At 46 stories, Torre de Manila looms, even at a distance, over the Rizal Monument in Manila. Touted as a resort-inspired condominium by its developer, DMCI Homes, the one-tower project sits on a prime lot overlooking Manila's historical district. Its presence, however, has been said to stick out like a sore thumb, notably since the condominium now serves as the backdrop to the Rizal shrine.
The National Commission for Culture and the Arts (NCCA) issued a cease and desist order (CDO) against the tower's construction in January. In response, DMCI filed a motion for reconsideration at the Makati Regional Trial Court on February 2. The petition was denied on February 10.
The NCCA's legal counsel, Trixie Angeles, confirmed that the case was reinstated several weeks ago, in May or June, before the Supreme Court issued a Temporary Restraining Order on the tower’s construction on June 16.

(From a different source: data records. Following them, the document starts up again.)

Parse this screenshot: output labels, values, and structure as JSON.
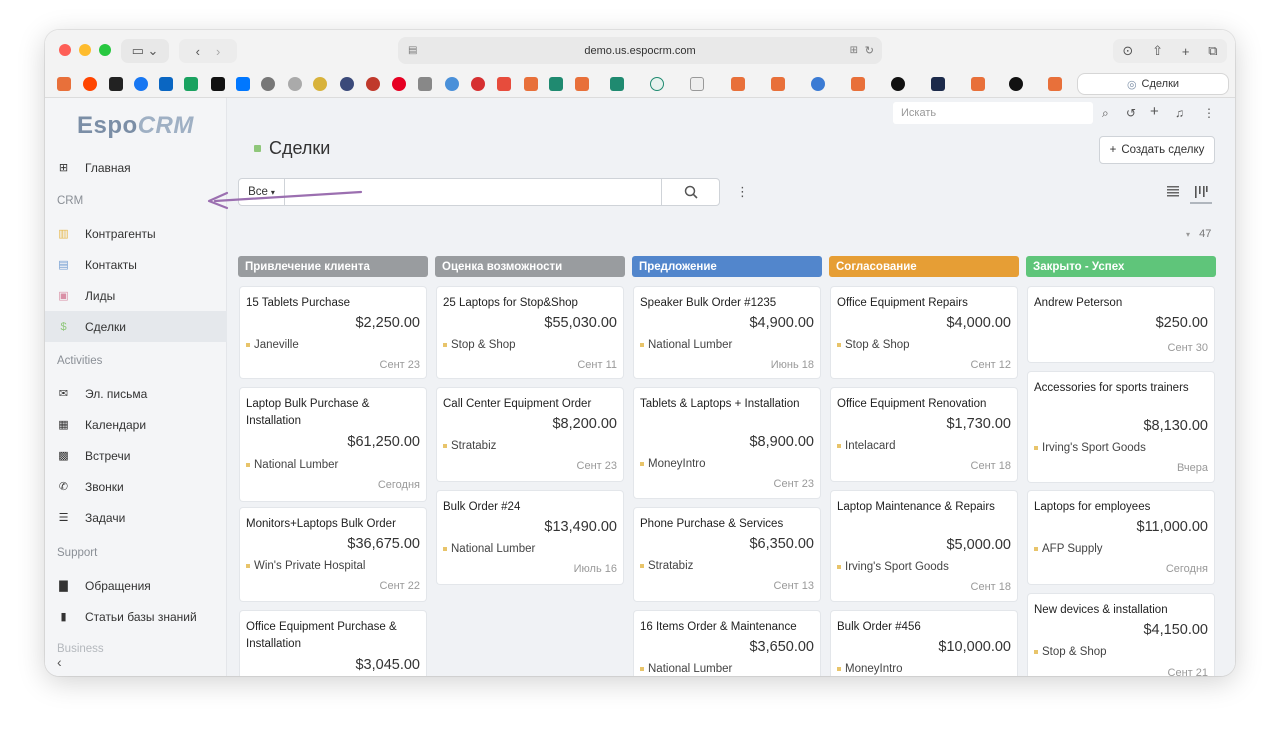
{
  "browser": {
    "url": "demo.us.espocrm.com",
    "active_tab": "Сделки"
  },
  "app": {
    "logo": {
      "espo": "Espo",
      "crm": "CRM"
    },
    "search_placeholder": "Искать"
  },
  "sidebar": {
    "home": "Главная",
    "sections": [
      {
        "title": "CRM",
        "items": [
          "Контрагенты",
          "Контакты",
          "Лиды",
          "Сделки"
        ]
      },
      {
        "title": "Activities",
        "items": [
          "Эл. письма",
          "Календари",
          "Встречи",
          "Звонки",
          "Задачи"
        ]
      },
      {
        "title": "Support",
        "items": [
          "Обращения",
          "Статьи базы знаний"
        ]
      },
      {
        "title": "Business",
        "items": []
      }
    ]
  },
  "page": {
    "title": "Сделки",
    "create_label": "Создать сделку",
    "filter_label": "Все",
    "total_count": "47"
  },
  "kanban": {
    "columns": [
      {
        "title": "Привлечение клиента",
        "color": "#999c9f",
        "cards": [
          {
            "name": "15 Tablets Purchase",
            "amount": "$2,250.00",
            "account": "Janeville",
            "date": "Сент 23"
          },
          {
            "name": "Laptop Bulk Purchase & Installation",
            "amount": "$61,250.00",
            "account": "National Lumber",
            "date": "Сегодня"
          },
          {
            "name": "Monitors+Laptops Bulk Order",
            "amount": "$36,675.00",
            "account": "Win's Private Hospital",
            "date": "Сент 22"
          },
          {
            "name": "Office Equipment Purchase & Installation",
            "amount": "$3,045.00",
            "account": "",
            "date": ""
          }
        ]
      },
      {
        "title": "Оценка возможности",
        "color": "#999c9f",
        "cards": [
          {
            "name": "25 Laptops for Stop&Shop",
            "amount": "$55,030.00",
            "account": "Stop & Shop",
            "date": "Сент 11"
          },
          {
            "name": "Call Center Equipment Order",
            "amount": "$8,200.00",
            "account": "Stratabiz",
            "date": "Сент 23"
          },
          {
            "name": "Bulk Order #24",
            "amount": "$13,490.00",
            "account": "National Lumber",
            "date": "Июль 16"
          }
        ]
      },
      {
        "title": "Предложение",
        "color": "#5286cc",
        "cards": [
          {
            "name": "Speaker Bulk Order #1235",
            "amount": "$4,900.00",
            "account": "National Lumber",
            "date": "Июнь 18"
          },
          {
            "name": "Tablets & Laptops + Installation",
            "amount": "$8,900.00",
            "account": "MoneyIntro",
            "date": "Сент 23"
          },
          {
            "name": "Phone Purchase & Services",
            "amount": "$6,350.00",
            "account": "Stratabiz",
            "date": "Сент 13"
          },
          {
            "name": "16 Items Order & Maintenance",
            "amount": "$3,650.00",
            "account": "National Lumber",
            "date": ""
          }
        ]
      },
      {
        "title": "Согласование",
        "color": "#e69e35",
        "cards": [
          {
            "name": "Office Equipment Repairs",
            "amount": "$4,000.00",
            "account": "Stop & Shop",
            "date": "Сент 12"
          },
          {
            "name": "Office Equipment Renovation",
            "amount": "$1,730.00",
            "account": "Intelacard",
            "date": "Сент 18"
          },
          {
            "name": "Laptop Maintenance & Repairs",
            "amount": "$5,000.00",
            "account": "Irving's Sport Goods",
            "date": "Сент 18"
          },
          {
            "name": "Bulk Order #456",
            "amount": "$10,000.00",
            "account": "MoneyIntro",
            "date": ""
          }
        ]
      },
      {
        "title": "Закрыто - Успех",
        "color": "#5fc57a",
        "cards": [
          {
            "name": "Andrew Peterson",
            "amount": "$250.00",
            "account": "",
            "date": "Сент 30"
          },
          {
            "name": "Accessories for sports trainers",
            "amount": "$8,130.00",
            "account": "Irving's Sport Goods",
            "date": "Вчера"
          },
          {
            "name": "Laptops for employees",
            "amount": "$11,000.00",
            "account": "AFP Supply",
            "date": "Сегодня"
          },
          {
            "name": "New devices & installation",
            "amount": "$4,150.00",
            "account": "Stop & Shop",
            "date": "Сент 21"
          }
        ]
      }
    ]
  }
}
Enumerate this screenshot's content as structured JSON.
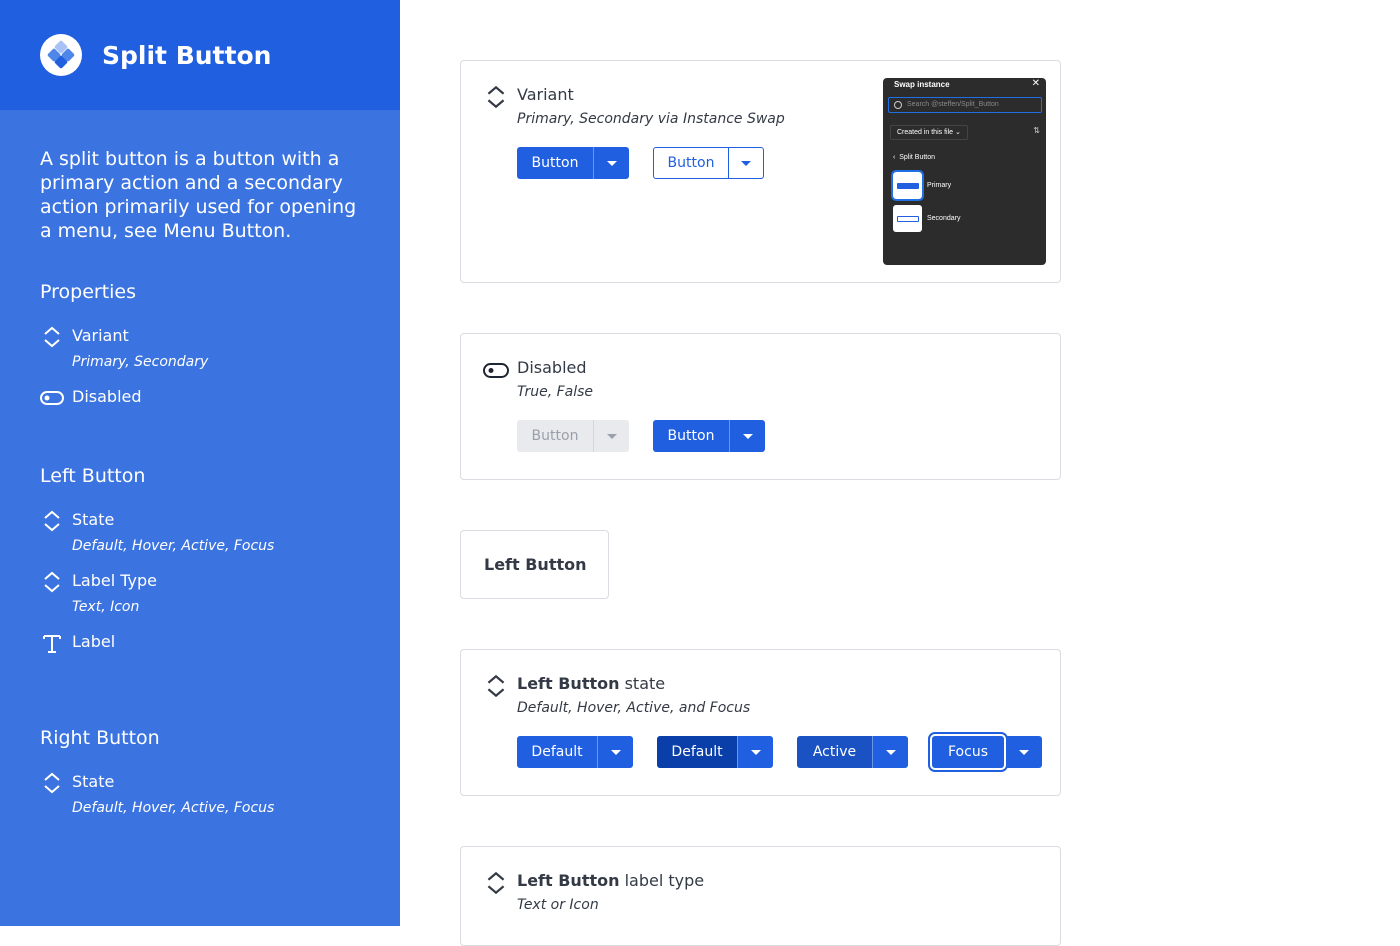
{
  "sidebar": {
    "title": "Split Button",
    "description": "A split button is a button with a primary action and a secondary action primarily used for opening a menu, see Menu Button.",
    "properties": {
      "heading": "Properties",
      "variant": {
        "name": "Variant",
        "values": "Primary, Secondary"
      },
      "disabled": {
        "name": "Disabled"
      }
    },
    "left_button": {
      "heading": "Left Button",
      "state": {
        "name": "State",
        "values": "Default, Hover, Active, Focus"
      },
      "label_type": {
        "name": "Label Type",
        "values": "Text, Icon"
      },
      "label": {
        "name": "Label"
      }
    },
    "right_button": {
      "heading": "Right Button",
      "state": {
        "name": "State",
        "values": "Default, Hover, Active, Focus"
      }
    }
  },
  "cards": {
    "variant": {
      "name": "Variant",
      "values": "Primary, Secondary via Instance Swap",
      "primary_label": "Button",
      "secondary_label": "Button",
      "swap": {
        "title": "Swap instance",
        "close": "✕",
        "search_placeholder": "Search @steffen/Split_Button",
        "filter": "Created in this file",
        "back": "Split Button",
        "items": [
          "Primary",
          "Secondary"
        ]
      }
    },
    "disabled": {
      "name": "Disabled",
      "values": "True, False",
      "disabled_label": "Button",
      "enabled_label": "Button"
    },
    "left_button_title": "Left Button",
    "state": {
      "name_bold": "Left Button",
      "name_rest": " state",
      "values": "Default, Hover, Active, and Focus",
      "labels": [
        "Default",
        "Default",
        "Active",
        "Focus"
      ]
    },
    "label_type": {
      "name_bold": "Left Button",
      "name_rest": " label type",
      "values": "Text or Icon"
    }
  },
  "colors": {
    "primary": "#1f5fe0",
    "sidebar": "#3b74e0",
    "header": "#1f5fe0"
  }
}
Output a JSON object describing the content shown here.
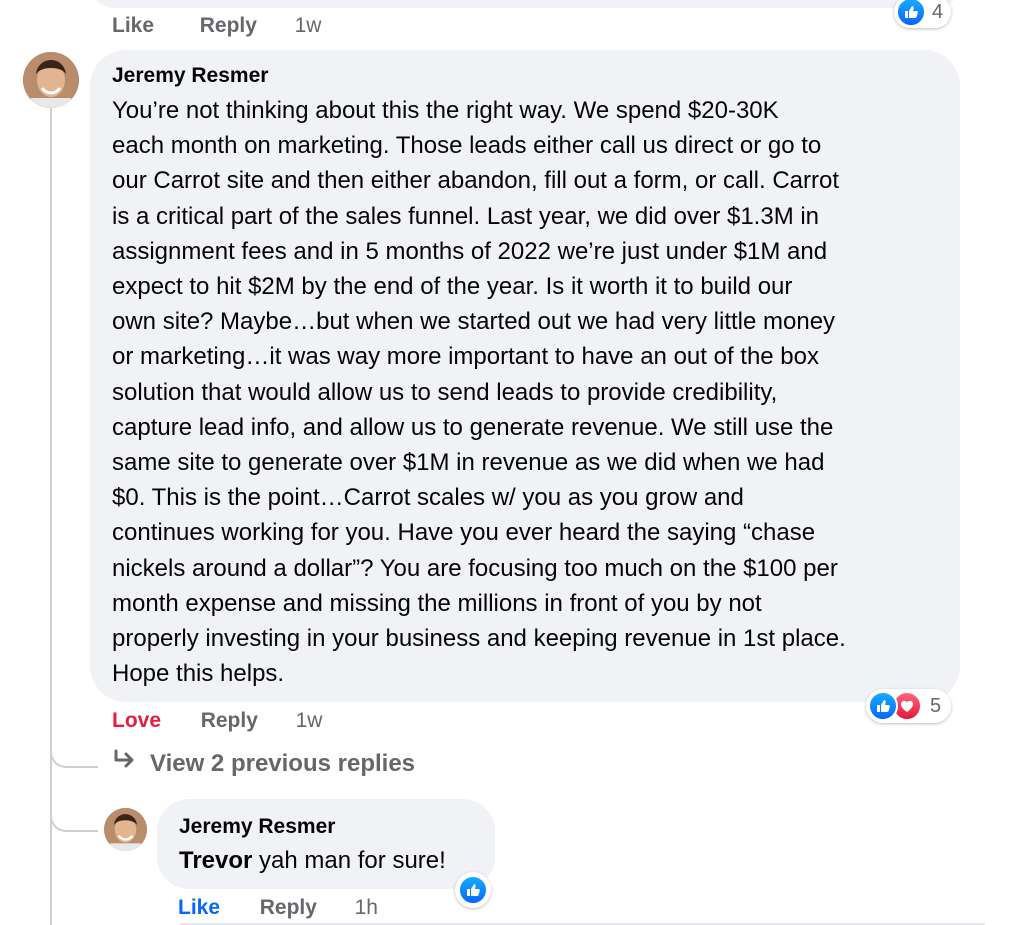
{
  "top_comment": {
    "actions": {
      "like": "Like",
      "reply": "Reply",
      "time": "1w"
    },
    "reaction_count": "4"
  },
  "main_comment": {
    "author": "Jeremy Resmer",
    "lines": [
      "You’re not thinking about this the right way. We spend $20-30K",
      "each month on marketing. Those leads either call us direct or go to",
      "our Carrot site and then either abandon, fill out a form, or call. Carrot",
      "is a critical part of the sales funnel. Last year, we did over $1.3M in",
      "assignment fees and in 5 months of 2022 we’re just under $1M and",
      "expect to hit $2M by the end of the year. Is it worth it to build our",
      "own site? Maybe…but when we started out we had very little money",
      "or marketing…it was way more important to have an out of the box",
      "solution that would allow us to send leads to provide credibility,",
      "capture lead info, and allow us to generate revenue. We still use the",
      "same site to generate over $1M in revenue as we did when we had",
      "$0. This is the point…Carrot scales w/ you as you grow and",
      "continues working for you. Have you ever heard the saying “chase",
      "nickels around a dollar”? You are focusing too much on the $100 per",
      "month expense and missing the millions in front of you by not",
      "properly investing in your business and keeping revenue in 1st place.",
      "Hope this helps."
    ],
    "reaction_count": "5",
    "actions": {
      "love": "Love",
      "reply": "Reply",
      "time": "1w"
    }
  },
  "view_replies": {
    "icon": "reply-arrow-icon",
    "label": "View 2 previous replies"
  },
  "reply": {
    "author": "Jeremy Resmer",
    "mention": "Trevor",
    "text": " yah man for sure!",
    "actions": {
      "like": "Like",
      "reply": "Reply",
      "time": "1h"
    }
  },
  "colors": {
    "like_blue": "#0866ff",
    "love_red": "#e41e3f",
    "bubble": "#f0f2f5",
    "muted": "#65676b"
  }
}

"This case has already been dismissed by the Makati Regional Trial Court earlier this year, but for some reason, DMCI filed an appeal and the case was revived again," said Angeles. "With the NCCA as a quasi-judicial body, the proper course should have been to file this in the Court of Appeals."
DMCI states that it followed legal procedures for the project; furthermore, the government approved their permits and exemptions for the development.
DMCI's petition states that "[t]he issuance of the CDO is a wrongful act that caused undue injury to [DMCI and DMCI-Project Developers Inc. (DMCI-PDI)], both of whom are entitled to the completion of a lawful construction project that complies with all the requirements of the law."
"By issuing the CDO motu propio on the supposed ground that Torre de Manila allegedly 'destroys or significantly alters the landscape of the Rizal Monument and Rizal Park,' respondents imposed their own subjective standard of beauty and controlled DMCI-PDI's use of its property without due process of law and without payment of just compensation to DMCI-PDI," reads the petition.
The petition demands P27 million from the NCCA for damages brought about by the CDO. The petition also seeks to have a temporary restraining order (TRO) filed against the CDO.
In a phone interview with Inquirer, Angeles stated, "They want to collect damages from us when in fact, they never stopped despite the CDO we issued. It's ridiculous and we will definitely oppose it."
"First of all, they did not stop construction despite the CDO we issued. How can they claim damages on their part when they did not stop construction? Second, the Supreme Court issued a TRO against the construction of the condominium. How can they now prove that we are still liable to pay for damages when the SC has issued a TRO?" said Angeles.
DMCI has defended the project, claiming that the tower doesn't break any laws on heritage. The company has pointed out, likewise, that the tower doesn't obstruct the view of the Rizal shrine.